_YOUR ASSIGNMENT_:
Could you copy out all of the records below exactly, leaving out every picture?

[PROVIDED RECORDS — start]

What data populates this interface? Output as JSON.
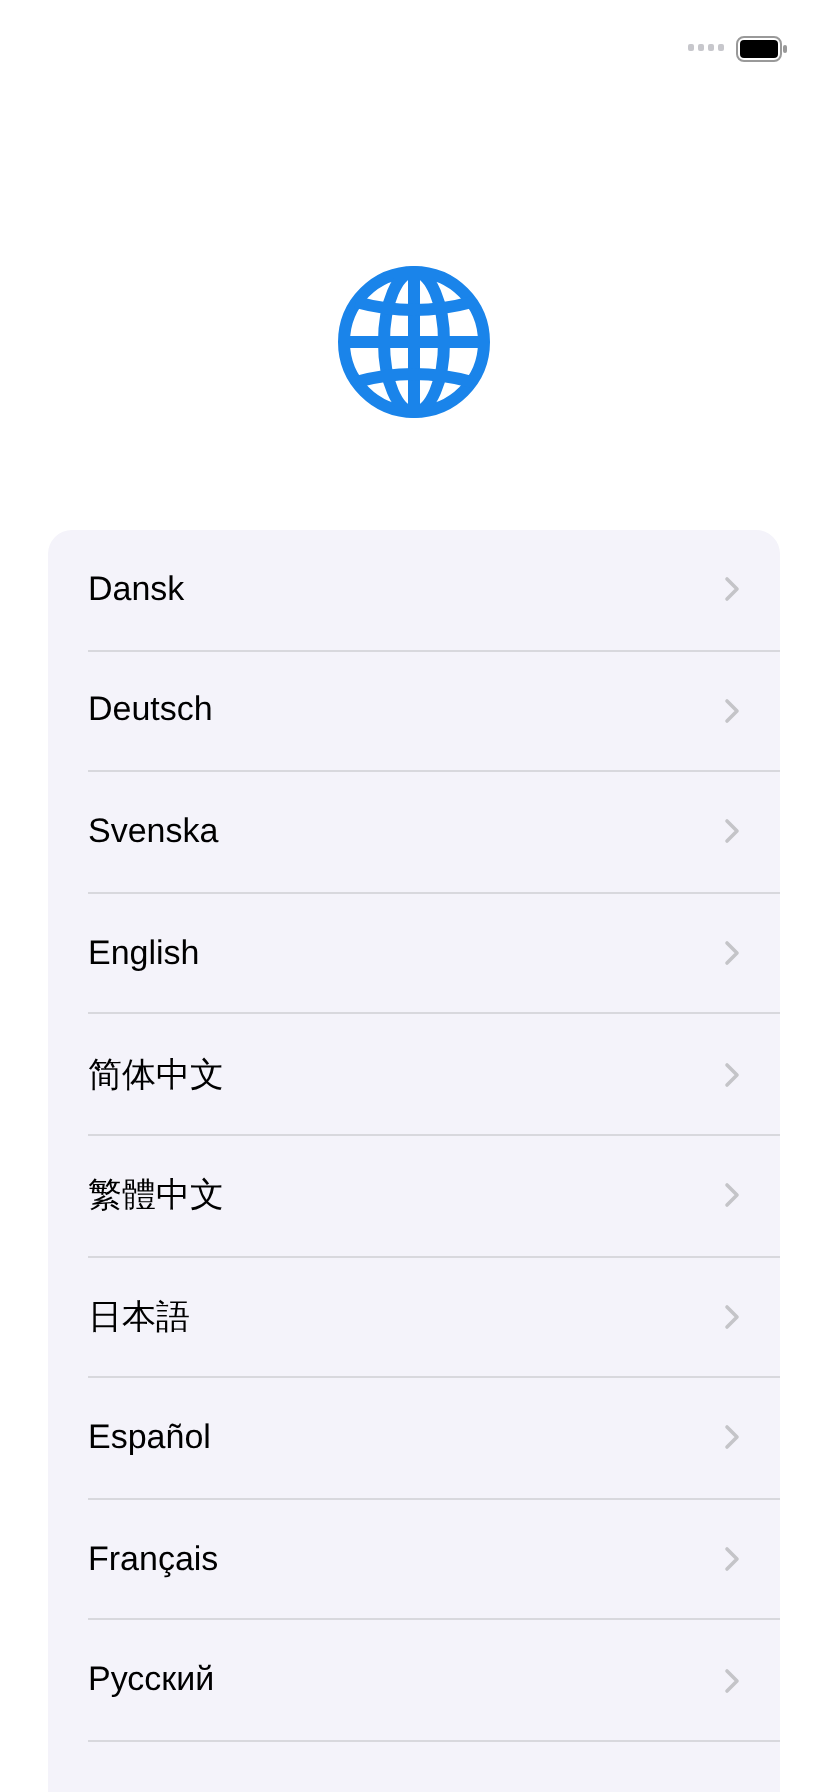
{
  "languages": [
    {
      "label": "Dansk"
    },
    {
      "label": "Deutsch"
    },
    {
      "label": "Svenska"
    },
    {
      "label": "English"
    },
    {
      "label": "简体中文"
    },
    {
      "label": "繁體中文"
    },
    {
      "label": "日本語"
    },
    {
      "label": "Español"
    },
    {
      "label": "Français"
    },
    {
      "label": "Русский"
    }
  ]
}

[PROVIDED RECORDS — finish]

_TASK RESPONSE_:
What data populates this interface? Output as JSON.
{
  "languages": [
    {
      "label": "Dansk"
    },
    {
      "label": "Deutsch"
    },
    {
      "label": "Svenska"
    },
    {
      "label": "English"
    },
    {
      "label": "简体中文"
    },
    {
      "label": "繁體中文"
    },
    {
      "label": "日本語"
    },
    {
      "label": "Español"
    },
    {
      "label": "Français"
    },
    {
      "label": "Русский"
    }
  ]
}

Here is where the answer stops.